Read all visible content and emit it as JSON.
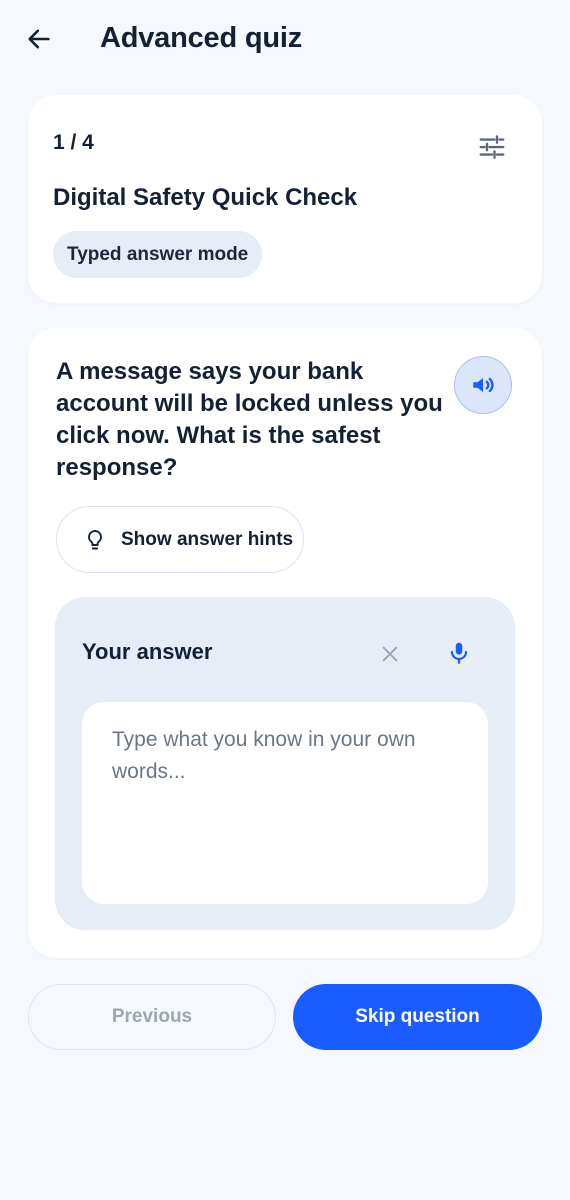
{
  "header": {
    "back_icon": "arrow-left-icon",
    "title": "Advanced quiz"
  },
  "quiz_info": {
    "progress": "1 / 4",
    "current_question": 1,
    "total_questions": 4,
    "settings_icon": "sliders-icon",
    "title": "Digital Safety Quick Check",
    "mode": "Typed answer mode"
  },
  "question": {
    "text": "A message says your bank account will be locked unless you click now. What is the safest response?",
    "audio_icon": "speaker-icon",
    "hint_icon": "lightbulb-icon",
    "hint_label": "Show answer hints"
  },
  "answer": {
    "label": "Your answer",
    "clear_icon": "close-icon",
    "mic_icon": "microphone-icon",
    "value": "",
    "placeholder": "Type what you know in your own words..."
  },
  "navigation": {
    "previous_label": "Previous",
    "skip_label": "Skip question"
  },
  "colors": {
    "background": "#f5f8fc",
    "card": "#ffffff",
    "text": "#142033",
    "accent": "#1a5cff",
    "panel": "#e6edf6",
    "badge": "#e7edf6",
    "disabled_text": "#9aa5b5"
  }
}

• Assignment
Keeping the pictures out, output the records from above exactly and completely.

• Answer below
Read all visible content and emit it as JSON.
{
  "header": {
    "back_icon": "arrow-left-icon",
    "title": "Advanced quiz"
  },
  "quiz_info": {
    "progress": "1 / 4",
    "current_question": 1,
    "total_questions": 4,
    "settings_icon": "sliders-icon",
    "title": "Digital Safety Quick Check",
    "mode": "Typed answer mode"
  },
  "question": {
    "text": "A message says your bank account will be locked unless you click now. What is the safest response?",
    "audio_icon": "speaker-icon",
    "hint_icon": "lightbulb-icon",
    "hint_label": "Show answer hints"
  },
  "answer": {
    "label": "Your answer",
    "clear_icon": "close-icon",
    "mic_icon": "microphone-icon",
    "value": "",
    "placeholder": "Type what you know in your own words..."
  },
  "navigation": {
    "previous_label": "Previous",
    "skip_label": "Skip question"
  },
  "colors": {
    "background": "#f5f8fc",
    "card": "#ffffff",
    "text": "#142033",
    "accent": "#1a5cff",
    "panel": "#e6edf6",
    "badge": "#e7edf6",
    "disabled_text": "#9aa5b5"
  }
}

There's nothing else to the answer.